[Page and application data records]

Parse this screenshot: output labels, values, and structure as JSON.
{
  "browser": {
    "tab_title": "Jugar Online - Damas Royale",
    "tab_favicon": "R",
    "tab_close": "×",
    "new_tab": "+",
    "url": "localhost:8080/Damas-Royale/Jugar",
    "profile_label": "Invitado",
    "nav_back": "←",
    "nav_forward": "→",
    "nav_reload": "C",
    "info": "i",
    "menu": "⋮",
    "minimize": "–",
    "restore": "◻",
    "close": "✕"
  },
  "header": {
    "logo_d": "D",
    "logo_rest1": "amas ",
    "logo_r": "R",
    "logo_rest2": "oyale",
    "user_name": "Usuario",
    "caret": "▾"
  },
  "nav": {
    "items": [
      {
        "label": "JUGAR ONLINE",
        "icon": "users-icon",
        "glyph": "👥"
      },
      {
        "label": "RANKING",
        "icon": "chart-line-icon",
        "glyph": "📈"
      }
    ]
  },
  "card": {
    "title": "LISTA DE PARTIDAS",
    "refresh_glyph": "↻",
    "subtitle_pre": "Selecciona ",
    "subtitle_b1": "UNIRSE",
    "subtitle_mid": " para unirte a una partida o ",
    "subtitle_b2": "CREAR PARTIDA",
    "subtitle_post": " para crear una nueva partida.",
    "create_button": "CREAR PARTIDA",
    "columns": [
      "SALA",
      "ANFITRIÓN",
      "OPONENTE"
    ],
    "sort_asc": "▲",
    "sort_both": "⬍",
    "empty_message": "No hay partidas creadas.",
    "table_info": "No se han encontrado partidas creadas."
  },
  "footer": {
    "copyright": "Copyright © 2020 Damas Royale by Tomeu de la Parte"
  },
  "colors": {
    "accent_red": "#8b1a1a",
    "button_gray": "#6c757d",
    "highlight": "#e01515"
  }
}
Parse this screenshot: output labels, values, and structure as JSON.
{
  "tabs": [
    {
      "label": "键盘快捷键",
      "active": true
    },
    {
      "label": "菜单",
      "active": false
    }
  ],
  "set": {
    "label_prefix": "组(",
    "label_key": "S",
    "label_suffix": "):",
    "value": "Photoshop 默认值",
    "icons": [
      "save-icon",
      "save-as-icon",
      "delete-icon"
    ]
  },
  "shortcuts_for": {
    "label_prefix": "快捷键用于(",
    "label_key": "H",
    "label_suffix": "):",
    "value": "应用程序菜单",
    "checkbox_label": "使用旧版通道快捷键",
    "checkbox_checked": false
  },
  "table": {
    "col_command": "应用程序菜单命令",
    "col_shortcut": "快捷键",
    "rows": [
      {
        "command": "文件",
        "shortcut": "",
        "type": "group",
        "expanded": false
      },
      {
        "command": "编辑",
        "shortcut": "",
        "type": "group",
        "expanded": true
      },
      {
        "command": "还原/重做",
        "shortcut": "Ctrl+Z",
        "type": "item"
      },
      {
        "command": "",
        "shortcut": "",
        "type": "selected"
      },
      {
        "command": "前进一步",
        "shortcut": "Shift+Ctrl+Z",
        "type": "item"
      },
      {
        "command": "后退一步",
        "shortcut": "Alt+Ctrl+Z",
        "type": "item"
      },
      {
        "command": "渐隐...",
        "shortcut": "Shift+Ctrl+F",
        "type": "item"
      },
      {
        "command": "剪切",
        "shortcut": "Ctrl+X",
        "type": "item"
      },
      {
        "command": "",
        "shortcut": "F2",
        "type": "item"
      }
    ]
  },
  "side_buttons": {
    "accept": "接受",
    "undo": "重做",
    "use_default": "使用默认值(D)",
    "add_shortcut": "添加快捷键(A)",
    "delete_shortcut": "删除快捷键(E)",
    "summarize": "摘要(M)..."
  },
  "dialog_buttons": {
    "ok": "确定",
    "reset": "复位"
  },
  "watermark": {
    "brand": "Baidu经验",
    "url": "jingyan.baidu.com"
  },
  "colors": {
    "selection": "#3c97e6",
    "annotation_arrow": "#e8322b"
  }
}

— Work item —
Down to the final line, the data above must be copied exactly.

— Output for this task —
Parse this screenshot: output labels, values, and structure as JSON.
{
  "browser": {
    "tab_title": "Jugar Online - Damas Royale",
    "tab_favicon": "R",
    "tab_close": "×",
    "new_tab": "+",
    "url": "localhost:8080/Damas-Royale/Jugar",
    "profile_label": "Invitado",
    "nav_back": "←",
    "nav_forward": "→",
    "nav_reload": "C",
    "info": "i",
    "menu": "⋮",
    "minimize": "–",
    "restore": "◻",
    "close": "✕"
  },
  "header": {
    "logo_d": "D",
    "logo_rest1": "amas ",
    "logo_r": "R",
    "logo_rest2": "oyale",
    "user_name": "Usuario",
    "caret": "▾"
  },
  "nav": {
    "items": [
      {
        "label": "JUGAR ONLINE",
        "icon": "users-icon",
        "glyph": "👥"
      },
      {
        "label": "RANKING",
        "icon": "chart-line-icon",
        "glyph": "📈"
      }
    ]
  },
  "card": {
    "title": "LISTA DE PARTIDAS",
    "refresh_glyph": "↻",
    "subtitle_pre": "Selecciona ",
    "subtitle_b1": "UNIRSE",
    "subtitle_mid": " para unirte a una partida o ",
    "subtitle_b2": "CREAR PARTIDA",
    "subtitle_post": " para crear una nueva partida.",
    "create_button": "CREAR PARTIDA",
    "columns": [
      "SALA",
      "ANFITRIÓN",
      "OPONENTE"
    ],
    "sort_asc": "▲",
    "sort_both": "⬍",
    "empty_message": "No hay partidas creadas.",
    "table_info": "No se han encontrado partidas creadas."
  },
  "footer": {
    "copyright": "Copyright © 2020 Damas Royale by Tomeu de la Parte"
  },
  "colors": {
    "accent_red": "#8b1a1a",
    "button_gray": "#6c757d",
    "highlight": "#e01515"
  }
}
Parse this screenshot: output labels, values, and structure as JSON.
{
  "tabs": [
    {
      "label": "键盘快捷键",
      "active": true
    },
    {
      "label": "菜单",
      "active": false
    }
  ],
  "set": {
    "label_prefix": "组(",
    "label_key": "S",
    "label_suffix": "):",
    "value": "Photoshop 默认值",
    "icons": [
      "save-icon",
      "save-as-icon",
      "delete-icon"
    ]
  },
  "shortcuts_for": {
    "label_prefix": "快捷键用于(",
    "label_key": "H",
    "label_suffix": "):",
    "value": "应用程序菜单",
    "checkbox_label": "使用旧版通道快捷键",
    "checkbox_checked": false
  },
  "table": {
    "col_command": "应用程序菜单命令",
    "col_shortcut": "快捷键",
    "rows": [
      {
        "command": "文件",
        "shortcut": "",
        "type": "group",
        "expanded": false
      },
      {
        "command": "编辑",
        "shortcut": "",
        "type": "group",
        "expanded": true
      },
      {
        "command": "还原/重做",
        "shortcut": "Ctrl+Z",
        "type": "item"
      },
      {
        "command": "",
        "shortcut": "",
        "type": "selected"
      },
      {
        "command": "前进一步",
        "shortcut": "Shift+Ctrl+Z",
        "type": "item"
      },
      {
        "command": "后退一步",
        "shortcut": "Alt+Ctrl+Z",
        "type": "item"
      },
      {
        "command": "渐隐...",
        "shortcut": "Shift+Ctrl+F",
        "type": "item"
      },
      {
        "command": "剪切",
        "shortcut": "Ctrl+X",
        "type": "item"
      },
      {
        "command": "",
        "shortcut": "F2",
        "type": "item"
      }
    ]
  },
  "side_buttons": {
    "accept": "接受",
    "undo": "重做",
    "use_default": "使用默认值(D)",
    "add_shortcut": "添加快捷键(A)",
    "delete_shortcut": "删除快捷键(E)",
    "summarize": "摘要(M)..."
  },
  "dialog_buttons": {
    "ok": "确定",
    "reset": "复位"
  },
  "watermark": {
    "brand": "Baidu经验",
    "url": "jingyan.baidu.com"
  },
  "colors": {
    "selection": "#3c97e6",
    "annotation_arrow": "#e8322b"
  }
}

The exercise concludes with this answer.